Thursday, June 2, 2016

Near the Hadlyme Ferry

Nothing else quite sounds like that - a bit of wheeze with a bit of whirring and a dash of buzz.  Coming over my right shoulder are a half dozen swans, 15 ft up and 30 ft to the side...power flyers.  They head on down the river, down the middle of the big river, usually low but sometimes rising up 30 or 40 ft, a dotted white line on a backdrop of forest.  They must be a mile or more away when they finally blink out.
Therein lies Chapman Pond

I turn up from the little ferry dock and paddle the far side to the lower entrance to Chapman Pond.  I found this on my last trip here and this short section of meandering creek into the open pond is absolutely delightful.  Plants are in bloom; a couple white ones that I don't know and purple and yellow irises.  I think it's the white ones that smell so good.  At the bend with the tall dead top tree, a flicker calls out unseen.  It did this last time I was here as well.  I did not see it then either.  I'm sure that if I took my time I would find the perfect 2 inch circle opening to the nest...sure enough that I don't need to do so.  I turn back from the bottom of the pond and retrace my way in and go back down the river.

I just don't get this shit

Before the Selden Channel I admire the wildlife scare toys that the wealthy neighbors have placed on their property to keep nature at bay.  I do not get it.

Just as I enter Selden Cove, the big bad ass aggressive male swan comes speeding in flight from around the bend.  He lands a hundred yards off and turns toward me, head tucked low, wings held high, and pumping hard with the's a powerful pulsing motion that pushes a good bow wave off of his breast.  I've seen it before, it is a warning.  I'm familiar with this swan and I know it's all bluff, although a pretty effective bluff if you are new to him.  Now the trick is to not surprise the female.  At the top of the first bend I find the female in the backwater with four cygnets!  I move off. They move off.

Osprey taking off
The water is still high and there are a half dozen side trips in here.  I find a half dozen fresh scent mounds that I've not seen before just in between the cliffs.  A bit of a look and I find a couple channels that look just like beaver drag channels.  I don't see a lodge, but I don't have to.

I paddle on to near the other mouth and head back into the Elfin forest.  It's a narrow twisting channel that ends in a swamp of small stunted trees and shrubs.  I flush a male wood duck who drops a feather in the excitement.  I collect it.

I cross the main channel and head up toward the beaver lodge.  Beaver were in it 2 years ago.  Last year it looked like it might not be in use, but I couldn't be sure.  This time it is clear that it is abandoned. 
Red wing blackbird taking off

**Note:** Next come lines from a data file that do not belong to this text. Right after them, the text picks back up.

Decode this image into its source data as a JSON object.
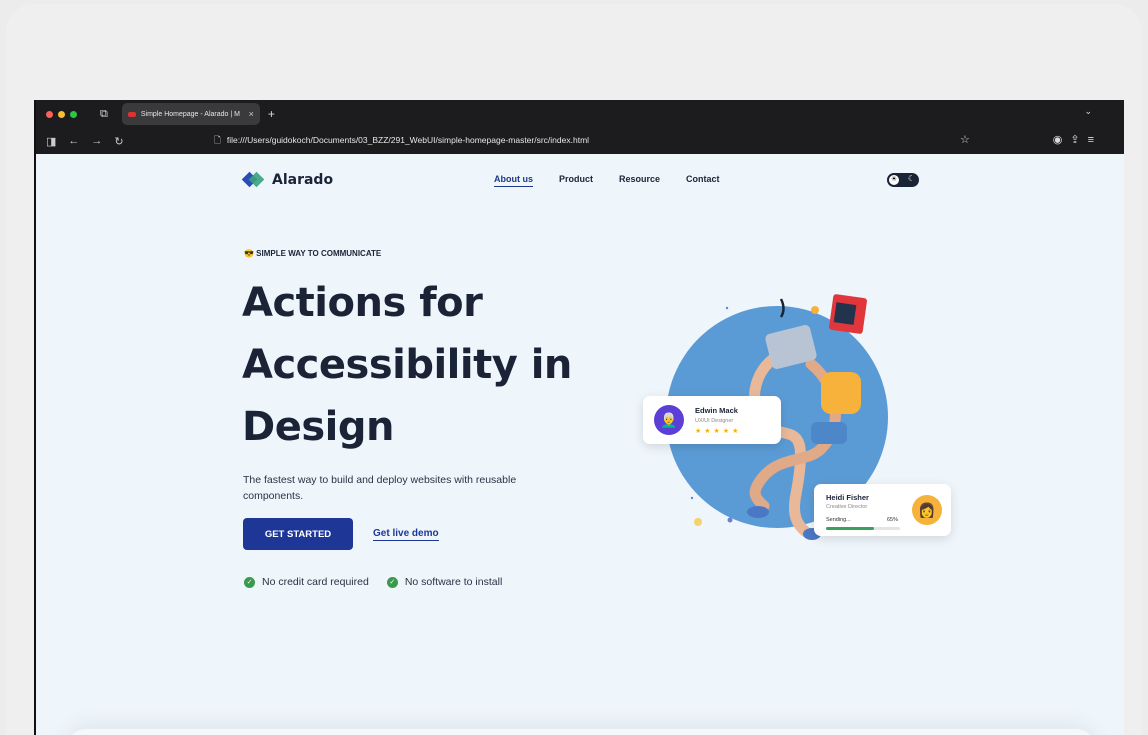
{
  "browser": {
    "tab_title": "Simple Homepage - Alarado | M",
    "tab_close": "×",
    "new_tab": "+",
    "url": "file:///Users/guidokoch/Documents/03_BZZ/291_WebUI/simple-homepage-master/src/index.html"
  },
  "site": {
    "logo_text": "Alarado",
    "nav": [
      "About us",
      "Product",
      "Resource",
      "Contact"
    ],
    "eyebrow": "😎 SIMPLE WAY TO COMMUNICATE",
    "headline_lines": [
      "Actions for",
      "Accessibility in",
      "Design"
    ],
    "subtitle": "The fastest way to build and deploy websites with reusable components.",
    "cta_primary": "GET STARTED",
    "cta_secondary": "Get live demo",
    "checks": [
      "No credit card required",
      "No software to install"
    ]
  },
  "cards": {
    "edwin": {
      "name": "Edwin Mack",
      "role": "UX/UI Designer",
      "rating": 5
    },
    "heidi": {
      "name": "Heidi Fisher",
      "role": "Creative Director",
      "status_label": "Sending...",
      "progress_text": "65%",
      "progress": 0.65
    }
  },
  "colors": {
    "primary": "#1e3796",
    "logo_blue": "#2c4bb8",
    "logo_green": "#3aa17e",
    "circle": "#5b9bd5",
    "check": "#3a9a4b"
  }
}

I head out from here, get taken off my game by a couple of idiot motorboats going way over the speed limit, tuck into Whalebone Creek, where I get my head back.  Then, finish the trip with a mildly windy crossing of the big river.

1 comment:

MyrtleMeander said...

When I was a kid, we would walk around a local lake, and the swans would chase us from the water's edge. One woman I knew pretty well, said she has a "magical connection" with them and they wouldn't chase her. I warned her that the swans were aggressive. Well, you know that swan must have turned his Magic Receptors off, because after it bit her, it chased her 1/4 mile from the edge of the lake and down the wooded path to the road! She reported this to me indignantly, like it was somehow -my- fault. Ah well, Nature.